Jesus deftly turns the question back on his inquisitor. The lawyer knows the law by rote and so he confidently quotes its letter. Jesus’ response, terse and provocative, exposes a chink in the lawyer’s armor. The lawyer tries an evasion. “Who is my neighbor, that I am to love?”
The crowd waits for their teacher to take up the challenge, perhaps with a sermon like the ones they have heard him deliver. Jesus smiles thinly, a knowing smile, but in his eyes there is a flash of anger. He has faced so many of these inquisitions–meant to trap him into some blasphemy–over the last year. The rekindled memories leave him inwardly seething. He has thought about the answer to this question, or one very like it, through cool, dark velvet nights with only the flickering fire as companion, and so He retains his composure.
Masking his anger with an even voice, Jesus tells a tale of two pious men who pass by a wounded stranger on the robber-plagued Jericho road, not even approaching him to see if alive or dead; and of the third traveler who stops to assist the man, bathing his wounds in oil and taking him to an inn for shelter. Jesus faces the lawyer, but the crowd is his real audience–and when mentioning the solicitous man, He calls him a Samaritan. Even his close followers glance at each other–did he really say Samaritan? According to Jewish tradition, Samaritans are despised outcasts; there is bitterness and enmity between the two peoples. A Samaritan as role model does not sit agreeably with the crowd, but Jesus had warned his followers that he had come to bring a sword.
His parable completed, Jesus asks the lawyer, “Which of these three, do you think, sir, was neighbor to him that fell among the thieves?” In the telling of the tale, his anger has faded; his voice is almost serene.
The lawyer’s arrogance has wilted in the Light. “He that showed mercy,” he replies, leaving unspoken the distasteful name, Samaritan.
Jesus’ voice is a friendly invitation. “Go and do likewise.”
As the Samaritan ministered to the injured man, so Jesus discerned the wounded spirit of the lawyer inside the cynical shell. He treated his foe with acceptance, but with the parable challenged him to think anew.
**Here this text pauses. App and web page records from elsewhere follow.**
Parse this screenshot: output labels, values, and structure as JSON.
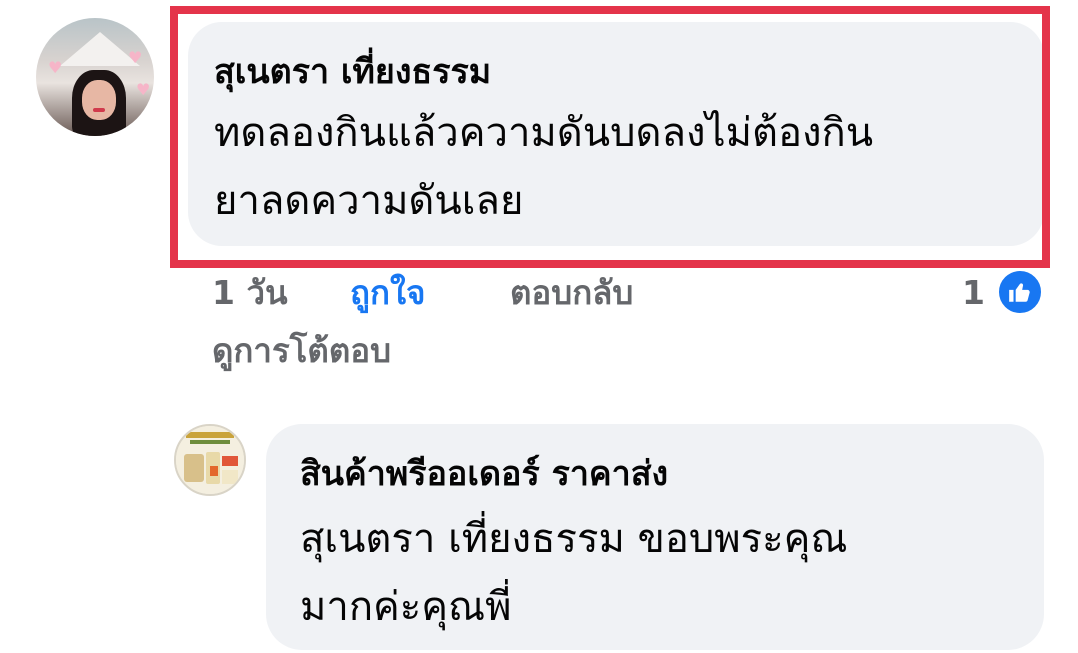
{
  "comment": {
    "author": "สุเนตรา เที่ยงธรรม",
    "text_line1": "ทดลองกินแล้วความดันบดลงไม่ต้องกิน",
    "text_line2": "ยาลดความดันเลย",
    "time": "1 วัน",
    "like_label": "ถูกใจ",
    "reply_label": "ตอบกลับ",
    "reaction_count": "1",
    "view_replies": "ดูการโต้ตอบ",
    "highlight_color": "#e4344a"
  },
  "reply": {
    "author": "สินค้าพรีออเดอร์ ราคาส่ง",
    "text_line1": "สุเนตรา เที่ยงธรรม ขอบพระคุณ",
    "text_line2": "มากค่ะคุณพี่"
  },
  "colors": {
    "bubble": "#f0f2f5",
    "like_blue": "#1877f2",
    "meta_gray": "#65676b",
    "text": "#050505"
  },
  "icons": {
    "reaction": "thumbs-up-icon"
  }
}
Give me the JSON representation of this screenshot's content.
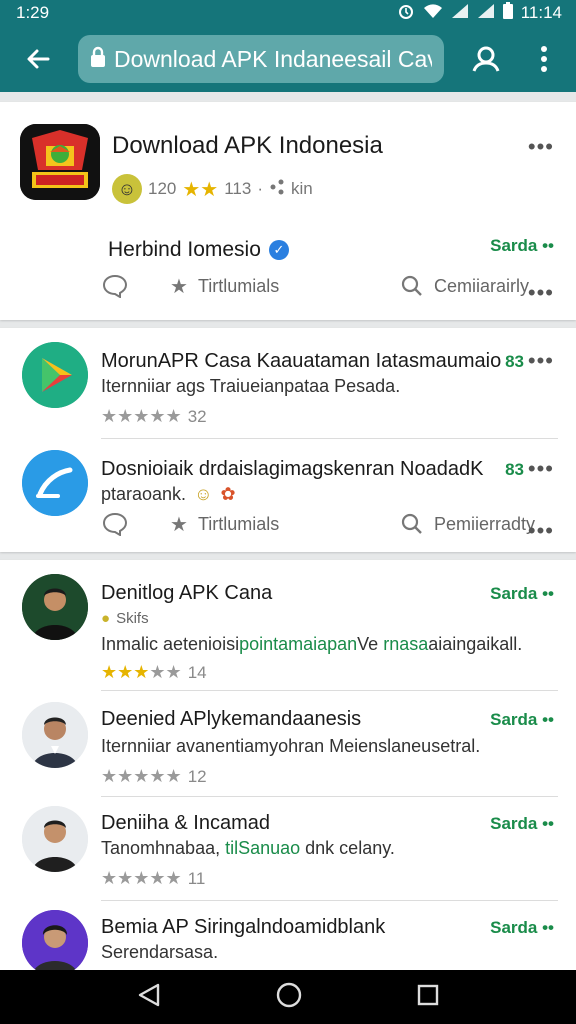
{
  "status": {
    "left_time": "1:29",
    "right_time": "11:14"
  },
  "appbar": {
    "url": "Download APK Indaneesail Cav"
  },
  "header": {
    "title": "Download APK Indonesia",
    "rating_text": "120",
    "rating_count": "113",
    "extra": "kin",
    "section_name": "Herbind Iomesio",
    "link": "Sarda",
    "action1": "Tirtlumials",
    "action2": "Cemiiarairly"
  },
  "apps": [
    {
      "title": "MorunAPR Casa Kaauataman Iatasmaumaio",
      "desc": "Iternniiar ags Traiueianpataa Pesada.",
      "rating": "32",
      "badge": "83"
    },
    {
      "title": "Dosnioiaik drdaislagimagskenran NoadadK",
      "desc": "ptaraoank.",
      "badge": "83"
    }
  ],
  "app_actions": {
    "action1": "Tirtlumials",
    "action2": "Pemiierradty"
  },
  "people": [
    {
      "title": "Denitlog APK Cana",
      "sub": "Skifs",
      "desc_pre": "Inmalic aetenioisi",
      "desc_hl": "pointamaiapan",
      "desc_mid": "Ve ",
      "desc_hl2": "rnasa",
      "desc_post": "aiaingaikall.",
      "rating": "14",
      "badge": "Sarda"
    },
    {
      "title": "Deenied APlykemandaanesis",
      "desc": "Iternniiar avanentiamyohran Meienslaneusetral.",
      "rating": "12",
      "badge": "Sarda"
    },
    {
      "title": "Deniiha & Incamad",
      "desc_pre": "Tanomhnabaa, ",
      "desc_hl": "tilSanuao",
      "desc_post": " dnk celany.",
      "rating": "11",
      "badge": "Sarda"
    },
    {
      "title": "Bemia AP Siringalndoamidblank",
      "desc": "Serendarsasa.",
      "badge": "Sarda"
    }
  ]
}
In so doing, He placed before his audience a gift, allowing them to see, if they chose, that the quality of mercy is for outcasts as well as members of the tribe, for the reproachful as well as the faithful.
Sometimes a story’s meaning is inside, like a kernel in a husk; and other times the story’s most eloquent message is revealed by the manner of the narrator.